Tours of the cave are fully booked for 2023, but you can enjoy a video tour anytime at this link. You are also invited to sign up for our free newsletter at the very bottom of the page to stay informed about future tours, hikes, and conservation news.
Kickapoo Cavern’s 83 acres includes mature oak and hickory forest intermixed with oak savanna, native remnant prairie, limestone cliffs and rock outcrops. The site was originally a commercial show cave and tourist attraction, though the owner, the late Delores Gaidowski, took great care to protect the wildlife and habitat of the site. Delores’ daughter, Carole Porter, was thrilled to be able to work with the Conservancy to honor her mother’s wishes to find a like-minded steward for the future of the site. The land was transferred into the Conservancy’s ownership on August 25, 2017.
Kickapoo Caverns includes one of Wisconsin’s longest natural cavern systems just west of Wauzeka, Wisconsin.
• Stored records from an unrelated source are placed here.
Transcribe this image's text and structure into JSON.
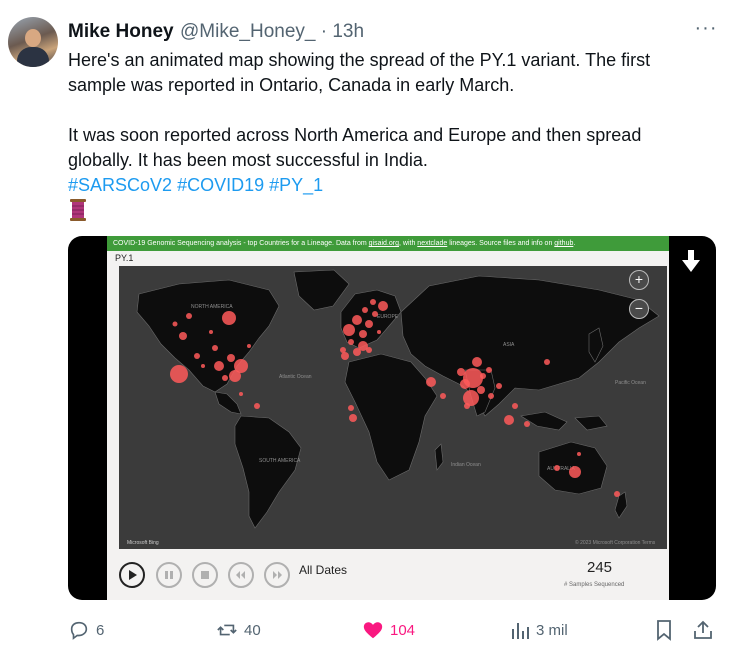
{
  "author": {
    "name": "Mike Honey",
    "handle": "@Mike_Honey_",
    "time": "13h"
  },
  "tweet": {
    "line1": "Here's an animated map showing the spread of the PY.1 variant. The first",
    "line2": "sample was reported in Ontario, Canada in early March.",
    "line3": "It was soon reported across North America and Europe and then spread",
    "line4": "globally. It has been most successful in India.",
    "hashtags": [
      "#SARSCoV2",
      "#COVID19",
      "#PY_1"
    ]
  },
  "media": {
    "banner_prefix": "COVID-19 Genomic Sequencing analysis - top Countries for a Lineage. Data from ",
    "banner_link1": "gisaid.org",
    "banner_mid1": ", with ",
    "banner_link2": "nextclade",
    "banner_mid2": " lineages. Source files and info on ",
    "banner_link3": "github",
    "banner_end": ".",
    "lineage": "PY.1",
    "map_labels": {
      "north_america": "NORTH AMERICA",
      "europe": "EUROPE",
      "asia": "ASIA",
      "south_america": "SOUTH AMERICA",
      "australia": "AUSTRALIA",
      "atlantic": "Atlantic Ocean",
      "pacific": "Pacific Ocean",
      "indian": "Indian Ocean",
      "brand": "Microsoft Bing",
      "copyright": "© 2023 Microsoft Corporation   Terms"
    },
    "date_filter": "All Dates",
    "samples_count": "245",
    "samples_label": "# Samples Sequenced"
  },
  "actions": {
    "replies": "6",
    "reposts": "40",
    "likes": "104",
    "views": "3 mil"
  },
  "colors": {
    "accent": "#1d9bf0",
    "like": "#f91880",
    "bubble": "#ff5a5a",
    "banner": "#3f9b3a"
  }
}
The site features a stunning limestone cavern system includes an underground pool, beautiful cave formations, and most importantly, provides hibernacula for the federally threatened northern long-eared bat and state-threatened little brown bat and eastern pipistrelle. Bats utilize river corridors for migration and the Caverns are located just a few miles north of the Wisconsin River, west of the Kickapoo River and nine miles east of the Mississippi River. In addition to the bats, the land is also home to other rare species, including the state-threatened cerulean warbler.
The Caverns will be featured at guided tours and special events and closed during the hibernation season August 15 through May 15. Check our events page to learn when tours or special events are scheduled. Sign up for our newsletter for conservation updates and more ways to get involved.
Acquisition of the Kickapoo Caverns property was funded in part by Knowles-Nelson Stewardship Fund, Paul E. Stry Foundation, John C. Bock Foundation, Whitetails Unlimited, Clif Bar Family Foundation, Wisconsin Land Fund, and Crawford County Community Fund.
This 83-acre property provides regionally important winter hibernacula for three species of state-threatened bats.
From La Crosse: Take Hwy 35 south 40 mi. Turn left (east) at Lynxville onto County Road F and go 3.5 miles. Turn right (south) onto Hwy 27 S and go 6.6 mi. Turn left onto County Road N and go just over ¼-mile. Turn right (south) onto Dutch Ridge Rd. and go 0.8 mi. Turn a very slight left (east) onto Rhein Hollow Rd. Go 3.7 miles to the gate at 54850 Rhein Hollow Rd, on the left (north side of the road).
From Wauzeka: Head west on Highway 60 for 2.2 miles. Turn right (north) onto Dutch Ridge Rd. and go 1 mi. Stay straight onto Rhein Hollow Rd and go 1.1 mi. Look for the gate at 54850 Rhein Hollow Road, on the right.